Game Play

Tables tennis is played upon a rectangular table that measures 9’ (2.7 m) by 5’ (1.5 m) in area with the top of the table located at 2.5’ (0.8 m) above the floor. The game consists of hitting a ball that measures 1.5 inches (3.8 cm) in diameter across a net. The ball is struck with a paddle that is made of wood and is covered with a perforated rubber surface. To start play, the server must allow the ball to hit the surface of the table once and then strike the ball onto the opponent’s side of the table. The server is allowed to serve the ball five times and then the opponent is given the opportunity to serve the ball for five times. The rotation of service is repeated until one of the players reaches a score of 21 and claims victory. A point is scored if the opponent cannot return the ball to the other side of the table. Table tennis can be played in singles where two players compete against each other or in doubles play where there are two people per team that compete against each other.

External Links

  • English Table Tennis Association
  • International Table Tennis Federation
  • United States Table Tennis Assocation


Table tennis, a scaled down indoor version of lawn tennis, is more commonly known as Ping Pong. While the rules vary greatly between table tennis and lawn tennis there are many similarities between the two games.

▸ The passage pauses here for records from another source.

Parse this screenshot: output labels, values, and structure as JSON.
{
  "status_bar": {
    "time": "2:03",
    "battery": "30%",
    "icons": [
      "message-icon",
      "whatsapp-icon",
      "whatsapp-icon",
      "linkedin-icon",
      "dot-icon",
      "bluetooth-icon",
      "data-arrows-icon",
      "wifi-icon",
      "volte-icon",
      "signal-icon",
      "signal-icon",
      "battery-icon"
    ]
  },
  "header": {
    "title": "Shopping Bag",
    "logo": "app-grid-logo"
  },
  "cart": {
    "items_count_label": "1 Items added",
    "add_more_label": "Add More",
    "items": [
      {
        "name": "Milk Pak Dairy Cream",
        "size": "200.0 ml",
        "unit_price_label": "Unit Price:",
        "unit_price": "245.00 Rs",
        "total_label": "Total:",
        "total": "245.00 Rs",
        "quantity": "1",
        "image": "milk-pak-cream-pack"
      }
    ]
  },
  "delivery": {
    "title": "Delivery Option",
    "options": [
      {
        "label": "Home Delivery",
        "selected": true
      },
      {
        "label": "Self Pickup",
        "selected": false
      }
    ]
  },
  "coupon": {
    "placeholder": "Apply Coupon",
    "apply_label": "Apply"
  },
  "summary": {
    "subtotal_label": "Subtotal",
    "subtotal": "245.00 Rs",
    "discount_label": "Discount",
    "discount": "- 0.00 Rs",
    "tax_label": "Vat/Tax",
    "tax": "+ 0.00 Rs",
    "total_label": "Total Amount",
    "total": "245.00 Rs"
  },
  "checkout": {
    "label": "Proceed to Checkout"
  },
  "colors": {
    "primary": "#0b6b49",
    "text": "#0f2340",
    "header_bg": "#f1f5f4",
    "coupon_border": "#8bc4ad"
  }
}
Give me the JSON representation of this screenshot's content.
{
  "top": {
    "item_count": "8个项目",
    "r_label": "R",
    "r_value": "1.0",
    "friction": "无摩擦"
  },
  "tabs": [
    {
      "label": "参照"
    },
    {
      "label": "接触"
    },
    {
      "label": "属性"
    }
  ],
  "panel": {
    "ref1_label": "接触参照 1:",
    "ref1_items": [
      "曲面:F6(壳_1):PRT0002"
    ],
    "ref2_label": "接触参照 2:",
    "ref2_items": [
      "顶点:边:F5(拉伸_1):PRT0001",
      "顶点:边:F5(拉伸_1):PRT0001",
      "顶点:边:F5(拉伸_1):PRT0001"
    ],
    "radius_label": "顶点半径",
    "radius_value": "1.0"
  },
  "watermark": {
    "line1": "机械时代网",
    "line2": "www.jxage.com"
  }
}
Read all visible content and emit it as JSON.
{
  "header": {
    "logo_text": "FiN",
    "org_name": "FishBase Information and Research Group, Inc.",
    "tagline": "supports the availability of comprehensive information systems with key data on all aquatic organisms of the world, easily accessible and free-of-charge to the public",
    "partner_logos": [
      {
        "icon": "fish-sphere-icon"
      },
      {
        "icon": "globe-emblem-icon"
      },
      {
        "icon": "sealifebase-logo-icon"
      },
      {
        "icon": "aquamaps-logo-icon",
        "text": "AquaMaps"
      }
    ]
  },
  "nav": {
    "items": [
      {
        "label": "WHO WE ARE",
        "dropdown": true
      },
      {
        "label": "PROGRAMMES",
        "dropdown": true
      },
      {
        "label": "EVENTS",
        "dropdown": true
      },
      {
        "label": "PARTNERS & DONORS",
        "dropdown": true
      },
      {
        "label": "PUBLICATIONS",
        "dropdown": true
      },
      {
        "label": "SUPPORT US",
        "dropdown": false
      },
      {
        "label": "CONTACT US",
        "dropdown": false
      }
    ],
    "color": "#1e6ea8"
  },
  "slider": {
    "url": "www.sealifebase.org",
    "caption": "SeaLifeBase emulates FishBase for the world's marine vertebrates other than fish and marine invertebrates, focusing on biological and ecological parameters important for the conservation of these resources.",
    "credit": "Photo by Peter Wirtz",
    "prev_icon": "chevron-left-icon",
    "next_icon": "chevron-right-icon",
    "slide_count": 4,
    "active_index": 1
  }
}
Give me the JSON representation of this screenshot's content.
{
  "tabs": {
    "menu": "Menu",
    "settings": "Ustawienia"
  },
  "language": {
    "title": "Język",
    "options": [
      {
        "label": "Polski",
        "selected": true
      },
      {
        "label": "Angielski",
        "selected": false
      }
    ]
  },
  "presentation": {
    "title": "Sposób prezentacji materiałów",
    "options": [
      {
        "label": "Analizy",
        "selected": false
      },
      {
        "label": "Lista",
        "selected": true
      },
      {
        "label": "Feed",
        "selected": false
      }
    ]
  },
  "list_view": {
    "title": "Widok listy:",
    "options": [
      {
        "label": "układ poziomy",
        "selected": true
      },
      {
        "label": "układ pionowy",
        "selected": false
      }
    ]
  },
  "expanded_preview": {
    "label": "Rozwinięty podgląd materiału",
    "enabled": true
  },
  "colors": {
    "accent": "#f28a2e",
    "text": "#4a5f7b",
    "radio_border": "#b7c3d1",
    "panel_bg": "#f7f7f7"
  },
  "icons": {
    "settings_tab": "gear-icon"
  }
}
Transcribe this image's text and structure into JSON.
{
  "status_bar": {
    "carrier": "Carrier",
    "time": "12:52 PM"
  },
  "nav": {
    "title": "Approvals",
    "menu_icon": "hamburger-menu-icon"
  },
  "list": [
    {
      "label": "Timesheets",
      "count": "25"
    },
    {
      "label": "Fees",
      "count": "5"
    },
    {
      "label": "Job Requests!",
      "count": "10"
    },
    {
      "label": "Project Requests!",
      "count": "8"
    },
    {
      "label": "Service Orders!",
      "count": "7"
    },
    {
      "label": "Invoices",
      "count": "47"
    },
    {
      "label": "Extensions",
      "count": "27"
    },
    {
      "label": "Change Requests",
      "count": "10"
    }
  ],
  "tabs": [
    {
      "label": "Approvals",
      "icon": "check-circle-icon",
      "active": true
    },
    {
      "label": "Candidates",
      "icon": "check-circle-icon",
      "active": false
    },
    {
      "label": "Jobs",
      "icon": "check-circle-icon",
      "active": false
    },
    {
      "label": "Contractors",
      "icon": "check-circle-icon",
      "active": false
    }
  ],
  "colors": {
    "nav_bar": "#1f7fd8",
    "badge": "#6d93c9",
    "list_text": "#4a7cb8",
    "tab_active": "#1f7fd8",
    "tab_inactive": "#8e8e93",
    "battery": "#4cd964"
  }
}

Table tennis was invented in England during the 19th century. It is unknown who invented the game but most likely it was adopted from the game of royal tennis that was popular in England at that time. Table tennis is scaled down version of lawn tennis and shares many of the attributes of lawn tennis.

The first balls used in table tennis were made from solid cork and rubber. In 1891, Charles Barter came up with the idea of a hollow cored ball made of vellum. The lightweight balls he invented added to the action of the game by allowing quicker ball speeds. He obtained a patent for the game and called it ‘Ping-Pong’ after the noise the ball made when struck with the paddle.